On September 17, 2020, President Trump and US Secretary of Agriculture, Sonny Perdue, announced a second phase of an important program assisting America’s farmers. The Coronavirus Food Assistance Program (CFAP 1) was originally announced in April 2020 and now CFAP 2 will provide up to an additional $40 billion support, along with adding more than 40 specialty crops not previously covered under CFAP 1.

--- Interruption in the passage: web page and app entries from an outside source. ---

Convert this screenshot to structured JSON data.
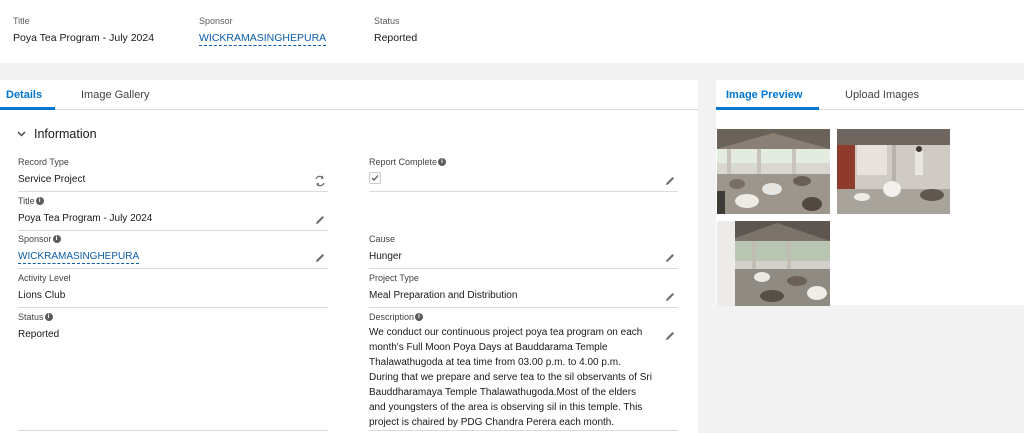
{
  "header": {
    "title_label": "Title",
    "title_value": "Poya Tea Program - July 2024",
    "sponsor_label": "Sponsor",
    "sponsor_value": "WICKRAMASINGHEPURA",
    "status_label": "Status",
    "status_value": "Reported"
  },
  "left_tabs": [
    "Details",
    "Image Gallery"
  ],
  "section": {
    "title": "Information"
  },
  "fields": {
    "record_type": {
      "label": "Record Type",
      "value": "Service Project"
    },
    "title": {
      "label": "Title",
      "value": "Poya Tea Program - July 2024"
    },
    "sponsor": {
      "label": "Sponsor",
      "value": "WICKRAMASINGHEPURA"
    },
    "activity_level": {
      "label": "Activity Level",
      "value": "Lions Club"
    },
    "status": {
      "label": "Status",
      "value": "Reported"
    },
    "report_complete": {
      "label": "Report Complete",
      "checked": true
    },
    "cause": {
      "label": "Cause",
      "value": "Hunger"
    },
    "project_type": {
      "label": "Project Type",
      "value": "Meal Preparation and Distribution"
    },
    "description": {
      "label": "Description",
      "lines": [
        "We conduct our continuous project poya tea program on each",
        "month's Full Moon Poya Days at Bauddarama Temple",
        "Thalawathugoda at tea time from 03.00 p.m. to 4.00 p.m.",
        "During that we prepare and serve tea to the sil observants of Sri",
        "Bauddharamaya Temple Thalawathugoda.Most of the elders",
        "and youngsters of the area is observing sil in this temple. This",
        "project is chaired by PDG Chandra Perera each month."
      ]
    }
  },
  "right_tabs": [
    "Image Preview",
    "Upload Images"
  ],
  "colors": {
    "accent": "#0176d3",
    "link": "#0b5cab",
    "border": "#dddbda",
    "background": "#f3f2f2"
  },
  "icons": [
    "chevron-down-icon",
    "info-icon",
    "pencil-icon",
    "change-record-type-icon",
    "checkmark-icon"
  ]
}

This will be good news for many local farmers; the ones that conduct their “chores” in our Panhandle bays and bayous by producing aquacultured oysters and clams. Losses in sales of molluscan shellfish were not covered under CFAP 1 because they were eligible for assistance under the CARES Act (Coronavirus Aid, Relief, and Economic Security). However, many local growers were not able to qualify under the CARES Act for various reasons and are in serious need of assistance.
Applications for CFAP 2 will be accepted by the USDA from September 21 through December 11, 2020. Payments will be based on 2019 sales, excepting new farmers who had no sales in 2019. Their calculations will be based on 2020 sales up to the point of application. The percent-payment-factor will be figured on a sliding scale, depending on amount of sales; ranging from 10.6% for sales below $50,000 to 8.8% for sales over $1 million.

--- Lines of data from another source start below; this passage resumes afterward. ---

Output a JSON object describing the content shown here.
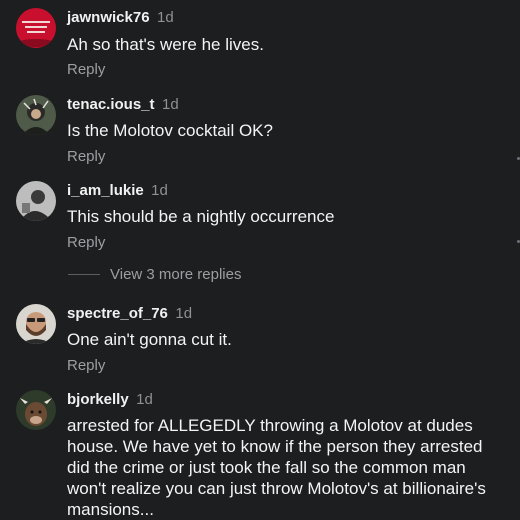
{
  "comments": [
    {
      "username": "jawnwick76",
      "time": "1d",
      "text": "Ah so that's were he lives.",
      "reply": "Reply",
      "avatar": "red-hat-avatar"
    },
    {
      "username": "tenac.ious_t",
      "time": "1d",
      "text": "Is the Molotov cocktail OK?",
      "reply": "Reply",
      "avatar": "photo-avatar"
    },
    {
      "username": "i_am_lukie",
      "time": "1d",
      "text": "This should be a nightly occurrence",
      "reply": "Reply",
      "avatar": "grayscale-photo-avatar"
    },
    {
      "username": "spectre_of_76",
      "time": "1d",
      "text": "One ain't gonna cut it.",
      "reply": "Reply",
      "avatar": "bearded-man-avatar"
    },
    {
      "username": "bjorkelly",
      "time": "1d",
      "text": "arrested for ALLEGEDLY throwing a Molotov at dudes house. We have yet to know if the person they arrested did the crime or just took the fall so the common man won't realize you can just throw Molotov's at billionaire's mansions...",
      "avatar": "animal-photo-avatar"
    }
  ],
  "view_more_replies": "View 3 more replies",
  "colors": {
    "background": "#1c1e1f",
    "text": "#f1f1f1",
    "muted": "#9c9fa3",
    "hat_red": "#c8102e"
  }
}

The USDA has done a very good job of laying out information regarding the program on their website and also provide assistance through our local Farm Service Agency offices around the state. Assistance with applications is available on line at https://www.farmers.gov/cfap/aquaculture. The FSA office for Wakulla County is in Monticello and can be called at (850) 997-2072 ext 2, or email Melissa Rodgers at email@example.com. Growers in Franklin County can reach their FSA office in Blountstown at (850) 674-8388 ext 2, or email Brent Reitmeier at firstname.lastname@example.org.

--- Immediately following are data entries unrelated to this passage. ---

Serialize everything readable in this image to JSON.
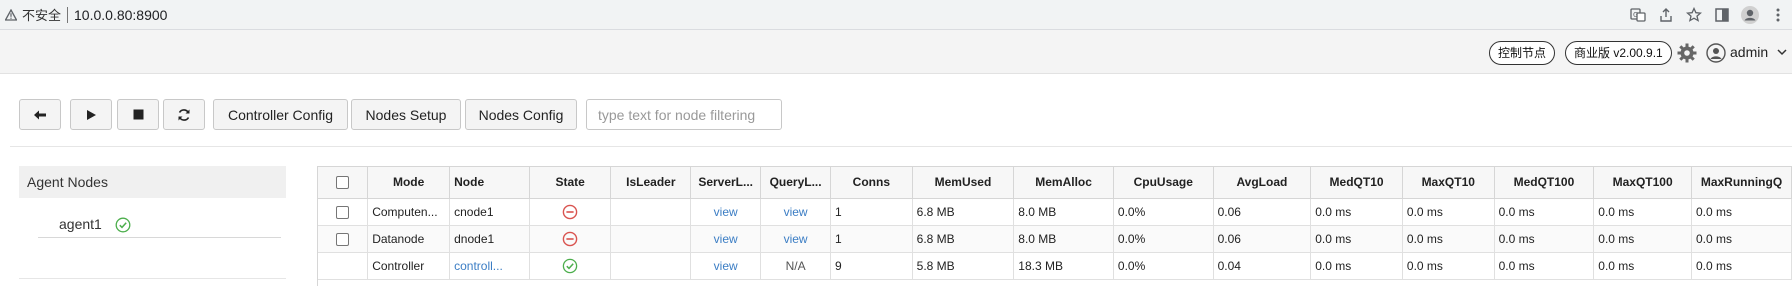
{
  "browser": {
    "insecure_label": "不安全",
    "url": "10.0.0.80:8900"
  },
  "header": {
    "control_node_label": "控制节点",
    "edition_label": "商业版 v2.00.9.1",
    "user_label": "admin"
  },
  "toolbar": {
    "controller_config_label": "Controller Config",
    "nodes_setup_label": "Nodes Setup",
    "nodes_config_label": "Nodes Config",
    "filter_placeholder": "type text for node filtering"
  },
  "agent_panel": {
    "title": "Agent Nodes",
    "agents": [
      {
        "name": "agent1",
        "status": "online"
      }
    ]
  },
  "table": {
    "columns": [
      "Mode",
      "Node",
      "State",
      "IsLeader",
      "ServerL...",
      "QueryL...",
      "Conns",
      "MemUsed",
      "MemAlloc",
      "CpuUsage",
      "AvgLoad",
      "MedQT10",
      "MaxQT10",
      "MedQT100",
      "MaxQT100",
      "MaxRunningQ"
    ],
    "rows": [
      {
        "mode": "Computen...",
        "node": "cnode1",
        "state": "stopped",
        "is_leader": "",
        "server_log": "view",
        "query_log": "view",
        "conns": "1",
        "mem_used": "6.8 MB",
        "mem_alloc": "8.0 MB",
        "cpu_usage": "0.0%",
        "avg_load": "0.06",
        "med_qt10": "0.0 ms",
        "max_qt10": "0.0 ms",
        "med_qt100": "0.0 ms",
        "max_qt100": "0.0 ms",
        "max_running_q": "0.0 ms"
      },
      {
        "mode": "Datanode",
        "node": "dnode1",
        "state": "stopped",
        "is_leader": "",
        "server_log": "view",
        "query_log": "view",
        "conns": "1",
        "mem_used": "6.8 MB",
        "mem_alloc": "8.0 MB",
        "cpu_usage": "0.0%",
        "avg_load": "0.06",
        "med_qt10": "0.0 ms",
        "max_qt10": "0.0 ms",
        "med_qt100": "0.0 ms",
        "max_qt100": "0.0 ms",
        "max_running_q": "0.0 ms"
      },
      {
        "mode": "Controller",
        "node": "controll...",
        "state": "running",
        "is_leader": "",
        "server_log": "view",
        "query_log": "N/A",
        "conns": "9",
        "mem_used": "5.8 MB",
        "mem_alloc": "18.3 MB",
        "cpu_usage": "0.0%",
        "avg_load": "0.04",
        "med_qt10": "0.0 ms",
        "max_qt10": "0.0 ms",
        "med_qt100": "0.0 ms",
        "max_qt100": "0.0 ms",
        "max_running_q": "0.0 ms"
      }
    ]
  },
  "colors": {
    "stopped": "#d9534f",
    "running": "#4cae4c",
    "link": "#3b7dc4"
  }
}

With the plethora of confusing acronyms flying around in our present day, CFAP is one worth paying attention to. Why? Because it is providing targeted assistance to a segment of our US economy we should all stand behind. Agriculture is a critical component of all of our lives each and every day. If you have a chance to thank a farmer for what they do, or a legislator for moving this effort forward, or an industry support group that provided the data the legislator needed; don’t miss the opportunity. The hard-working men and woman who produce our locally grown fresh seafood deserve it.